Our interpretive representation of the B’laan tribe of Southern Mindanao begins with men searching out in the distance for suitable land to provide for their families. They climb to high heights in hopes of finding a sign from the Alimukon bird.
According to folklore, the sign could mean an omen for
illness, danger, or a bad harvest.
Hearing the bird, the men move to a different area to start their harvest.
The B’laan tribe, known to be hunters and gathers, then perform the Maba Di Alnigo ritual to prepare the land. Women come out with plates and baskets, while the men use sticks to pound and dig into the earth.
While harvesting, the villagers hear the Alimukan bird again and suddenly,
the higher power members of society invade to conquer their land.
In this tribe, it is considered great shame and dishonor for a man not to send retaliations. Therefore, the B’laan people come attack to reclaim their land.
In the act of retaliation, one of the village men of lower status gets severely injured and falls ill.
To heal him, the villagers come in and perform the Sbolong Di Tana ritual. Candles shoo away the evil spirit that caused this predicament.
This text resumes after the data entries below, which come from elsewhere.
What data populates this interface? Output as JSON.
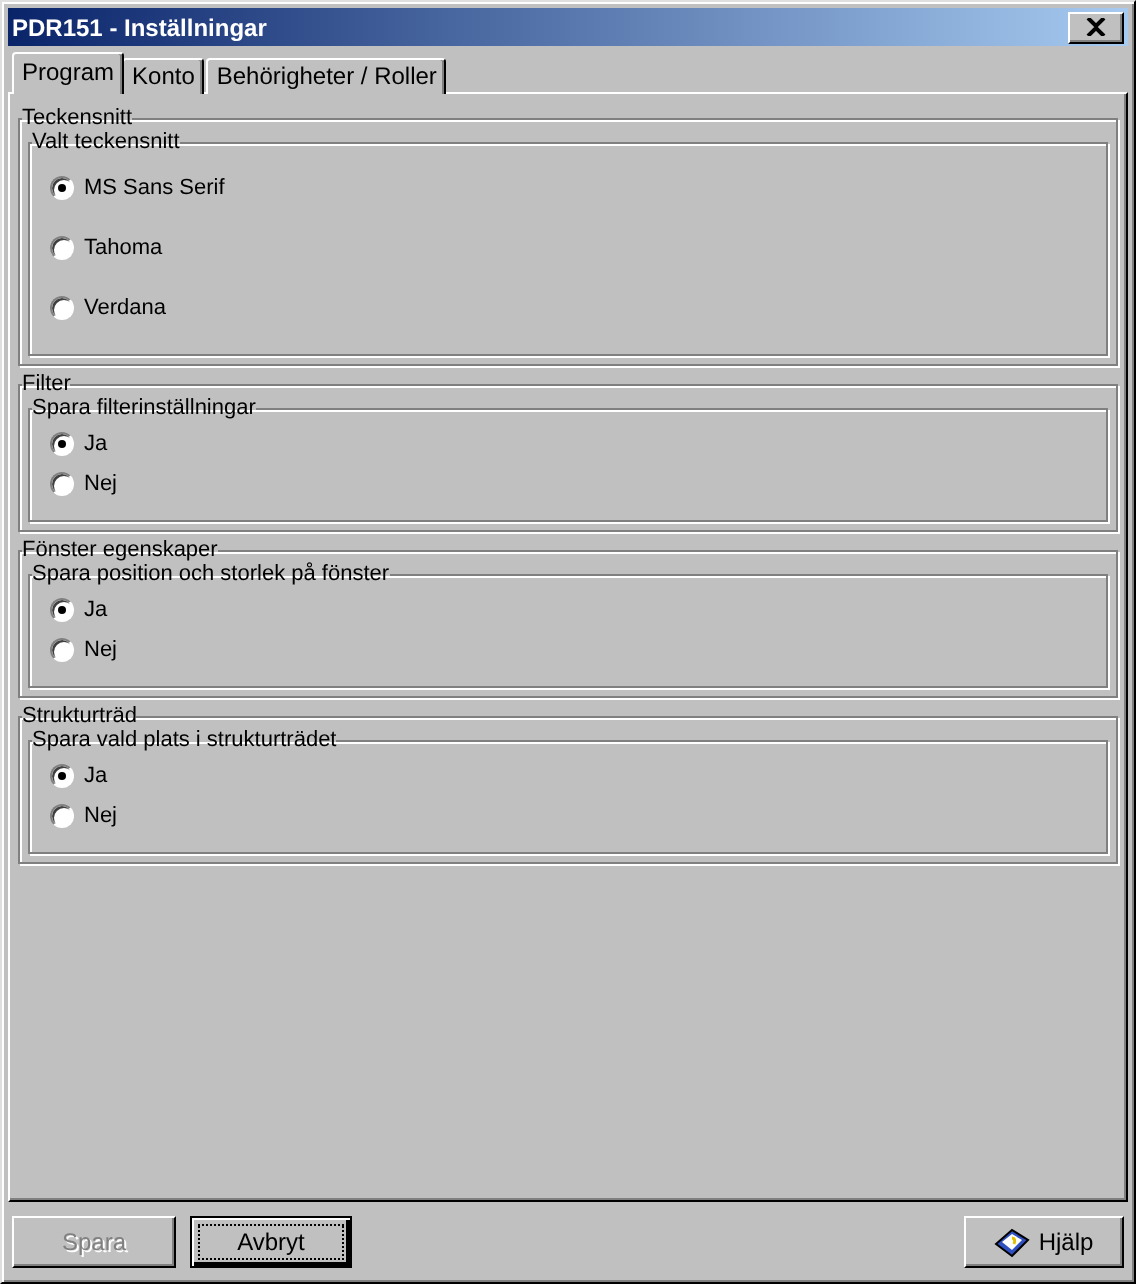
{
  "window": {
    "title": "PDR151 - Inställningar"
  },
  "tabs": [
    {
      "label": "Program",
      "selected": true
    },
    {
      "label": "Konto",
      "selected": false
    },
    {
      "label": "Behörigheter / Roller",
      "selected": false
    }
  ],
  "sections": [
    {
      "title": "Teckensnitt",
      "group_title": "Valt teckensnitt",
      "kind": "wide",
      "options": [
        {
          "label": "MS Sans Serif",
          "selected": true
        },
        {
          "label": "Tahoma",
          "selected": false
        },
        {
          "label": "Verdana",
          "selected": false
        }
      ]
    },
    {
      "title": "Filter",
      "group_title": "Spara filterinställningar",
      "kind": "compact",
      "options": [
        {
          "label": "Ja",
          "selected": true
        },
        {
          "label": "Nej",
          "selected": false
        }
      ]
    },
    {
      "title": "Fönster egenskaper",
      "group_title": "Spara position och storlek på fönster",
      "kind": "compact",
      "options": [
        {
          "label": "Ja",
          "selected": true
        },
        {
          "label": "Nej",
          "selected": false
        }
      ]
    },
    {
      "title": "Strukturträd",
      "group_title": "Spara vald plats i strukturträdet",
      "kind": "compact",
      "options": [
        {
          "label": "Ja",
          "selected": true
        },
        {
          "label": "Nej",
          "selected": false
        }
      ]
    }
  ],
  "buttons": [
    {
      "label": "Spara",
      "disabled": true,
      "focused": false
    },
    {
      "label": "Avbryt",
      "disabled": false,
      "focused": true
    }
  ],
  "help_button": {
    "label": "Hjälp"
  }
}
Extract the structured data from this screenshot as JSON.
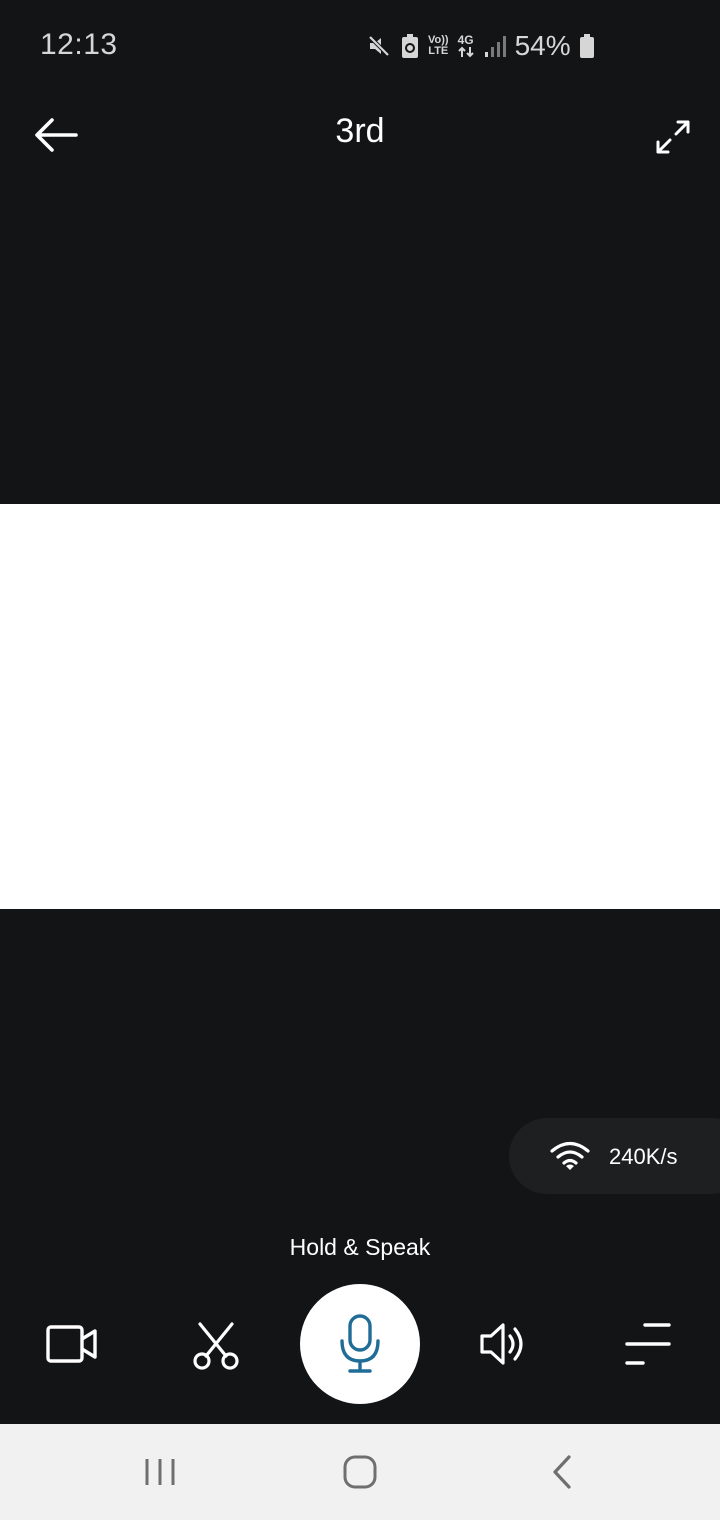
{
  "status_bar": {
    "time": "12:13",
    "volte_top": "Vo))",
    "volte_bottom": "LTE",
    "network_type": "4G",
    "battery_percent": "54%",
    "icons": [
      "mute-icon",
      "battery-saver-icon",
      "volte-icon",
      "4g-data-icon",
      "signal-icon",
      "battery-icon"
    ]
  },
  "header": {
    "title": "3rd",
    "back_icon": "arrow-left-icon",
    "fullscreen_icon": "expand-icon"
  },
  "network": {
    "speed": "240K/s",
    "icon": "wifi-icon"
  },
  "talk": {
    "label": "Hold & Speak"
  },
  "controls": [
    "record-video-icon",
    "scissors-icon",
    "microphone-icon",
    "speaker-icon",
    "menu-lines-icon"
  ],
  "colors": {
    "background": "#131416",
    "video_area": "#ffffff",
    "accent_mic": "#1f6d97",
    "nav_bar": "#f1f1f1",
    "pill": "#1e1f21"
  }
}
The tribe dances in a trance to remove the illness. With joy and happiness in the air, girls come out with malongs in celebration.
Following the successful resurrection, the village man falls in love and portrays the famous Blit B’laan courtship dance.
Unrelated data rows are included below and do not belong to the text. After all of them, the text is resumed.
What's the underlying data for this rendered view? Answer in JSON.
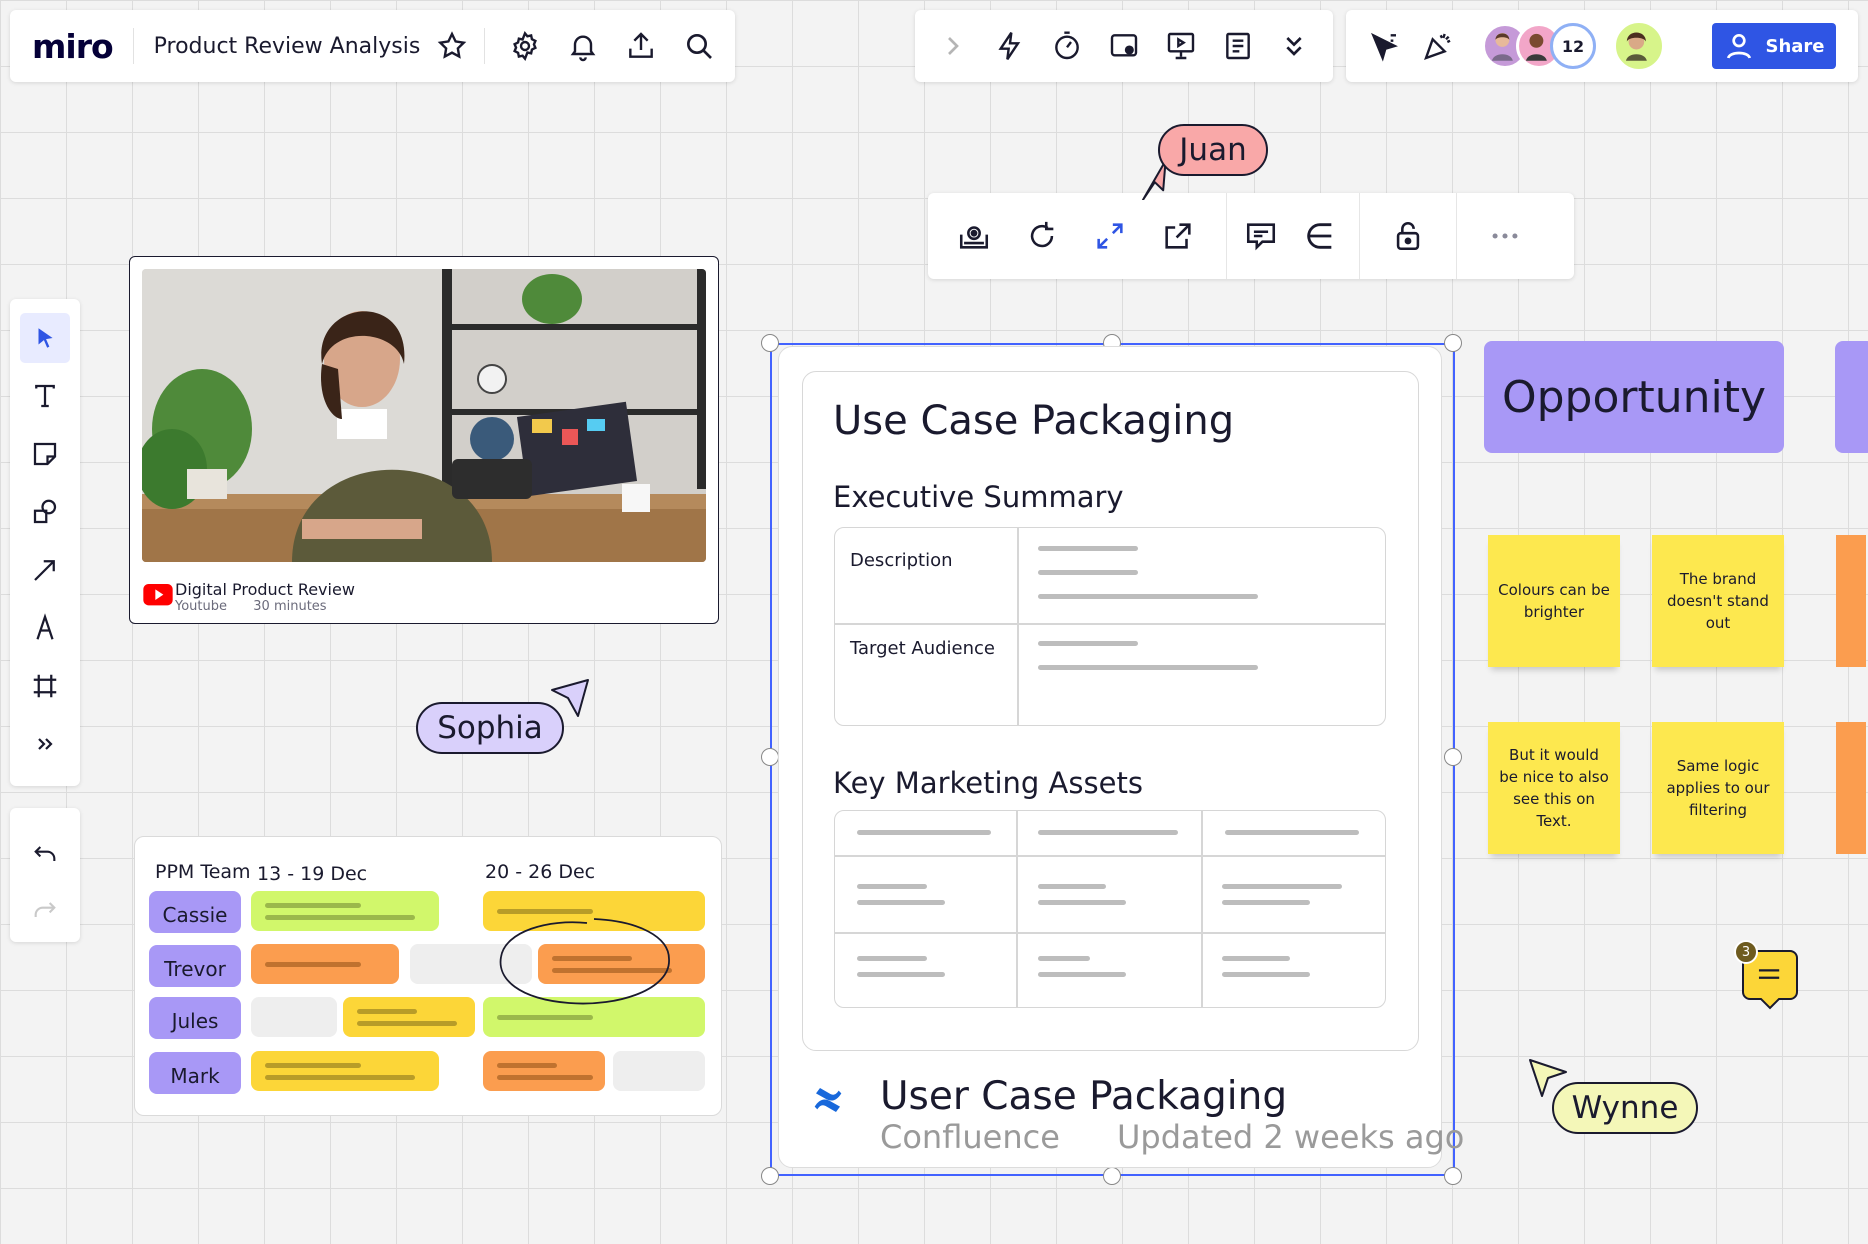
{
  "topbar": {
    "logo": "miro",
    "board_title": "Product Review Analysis",
    "icons": [
      "star-icon",
      "settings-icon",
      "bell-icon",
      "export-icon",
      "search-icon"
    ]
  },
  "toolbar_mid": {
    "icons": [
      "chevron-right-icon",
      "lightning-icon",
      "timer-icon",
      "video-chat-icon",
      "presentation-icon",
      "notes-icon",
      "chevron-double-down-icon"
    ]
  },
  "collaboration": {
    "avatar_count": "12",
    "share_label": "Share",
    "icons": [
      "pointer-icon",
      "celebrate-icon",
      "user-icon"
    ]
  },
  "left_toolbar": {
    "tools": [
      "select-icon",
      "text-icon",
      "sticky-note-icon",
      "shapes-icon",
      "arrow-icon",
      "pen-icon",
      "frame-icon",
      "more-tools-icon"
    ],
    "undo_redo": [
      "undo-icon",
      "redo-icon"
    ]
  },
  "video_card": {
    "title": "Digital Product Review",
    "source": "Youtube",
    "duration": "30 minutes"
  },
  "ppm": {
    "team": "PPM Team",
    "week1": "13 - 19 Dec",
    "week2": "20 - 26 Dec",
    "people": [
      "Cassie",
      "Trevor",
      "Jules",
      "Mark"
    ]
  },
  "context_toolbar": {
    "icons": [
      "preview-icon",
      "refresh-icon",
      "expand-icon",
      "open-external-icon",
      "comment-icon",
      "jira-icon",
      "lock-icon",
      "more-icon"
    ]
  },
  "confluence_doc": {
    "title": "Use Case Packaging",
    "section1": "Executive Summary",
    "row1_label": "Description",
    "row2_label": "Target Audience",
    "section2": "Key Marketing Assets",
    "card_title": "User Case Packaging",
    "card_source": "Confluence",
    "card_updated": "Updated 2 weeks ago"
  },
  "opportunity": {
    "label": "Opportunity"
  },
  "stickies": [
    "Colours can be brighter",
    "The brand doesn't stand out",
    "But it would be nice to also see this on Text.",
    "Same logic applies to our filtering"
  ],
  "comment": {
    "count": "3"
  },
  "cursors": {
    "juan": "Juan",
    "sophia": "Sophia",
    "wynne": "Wynne"
  },
  "colors": {
    "accent": "#2f55e4",
    "selection": "#4262ff",
    "purple": "#a898f6",
    "sticky_yellow": "#fde84f",
    "juan": "#f9a8a8",
    "sophia": "#d9d0fb",
    "wynne": "#f4f7b8"
  }
}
The new couple is married and the village celebrates the new partnership.
Finally, through this new partnership the birth of a child signifies a new hope for the future.
Having explored the mysteries of life and death throughout the sequence of events, the villagers perform a finale with malongs.